Required work: Output every entry exactly, from the first line to the last.

Dataset extract:
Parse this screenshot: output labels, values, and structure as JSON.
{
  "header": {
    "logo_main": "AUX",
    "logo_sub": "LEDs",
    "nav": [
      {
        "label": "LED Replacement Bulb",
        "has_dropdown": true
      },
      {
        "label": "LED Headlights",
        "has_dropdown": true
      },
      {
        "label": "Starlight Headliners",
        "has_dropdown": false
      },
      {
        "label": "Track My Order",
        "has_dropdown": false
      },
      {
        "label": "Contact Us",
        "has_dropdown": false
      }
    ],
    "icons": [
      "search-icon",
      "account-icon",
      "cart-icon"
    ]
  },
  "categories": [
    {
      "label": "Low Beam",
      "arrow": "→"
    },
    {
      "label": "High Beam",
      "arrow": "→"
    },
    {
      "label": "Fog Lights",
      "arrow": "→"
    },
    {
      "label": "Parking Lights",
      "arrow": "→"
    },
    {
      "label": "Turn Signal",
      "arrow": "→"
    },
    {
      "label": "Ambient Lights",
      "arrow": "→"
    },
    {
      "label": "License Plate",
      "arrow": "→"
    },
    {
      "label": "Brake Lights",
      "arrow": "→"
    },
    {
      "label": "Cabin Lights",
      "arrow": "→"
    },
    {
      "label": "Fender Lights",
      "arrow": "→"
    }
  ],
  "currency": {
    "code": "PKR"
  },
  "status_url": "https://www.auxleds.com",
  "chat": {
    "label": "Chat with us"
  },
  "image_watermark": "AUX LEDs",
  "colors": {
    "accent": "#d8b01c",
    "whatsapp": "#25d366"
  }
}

Exercise answer:
Parse this screenshot: output labels, values, and structure as JSON.
{
  "header": {
    "logo_main": "AUX",
    "logo_sub": "LEDs",
    "nav": [
      {
        "label": "LED Replacement Bulb",
        "has_dropdown": true
      },
      {
        "label": "LED Headlights",
        "has_dropdown": true
      },
      {
        "label": "Starlight Headliners",
        "has_dropdown": false
      },
      {
        "label": "Track My Order",
        "has_dropdown": false
      },
      {
        "label": "Contact Us",
        "has_dropdown": false
      }
    ],
    "icons": [
      "search-icon",
      "account-icon",
      "cart-icon"
    ]
  },
  "categories": [
    {
      "label": "Low Beam",
      "arrow": "→"
    },
    {
      "label": "High Beam",
      "arrow": "→"
    },
    {
      "label": "Fog Lights",
      "arrow": "→"
    },
    {
      "label": "Parking Lights",
      "arrow": "→"
    },
    {
      "label": "Turn Signal",
      "arrow": "→"
    },
    {
      "label": "Ambient Lights",
      "arrow": "→"
    },
    {
      "label": "License Plate",
      "arrow": "→"
    },
    {
      "label": "Brake Lights",
      "arrow": "→"
    },
    {
      "label": "Cabin Lights",
      "arrow": "→"
    },
    {
      "label": "Fender Lights",
      "arrow": "→"
    }
  ],
  "currency": {
    "code": "PKR"
  },
  "status_url": "https://www.auxleds.com",
  "chat": {
    "label": "Chat with us"
  },
  "image_watermark": "AUX LEDs",
  "colors": {
    "accent": "#d8b01c",
    "whatsapp": "#25d366"
  }
}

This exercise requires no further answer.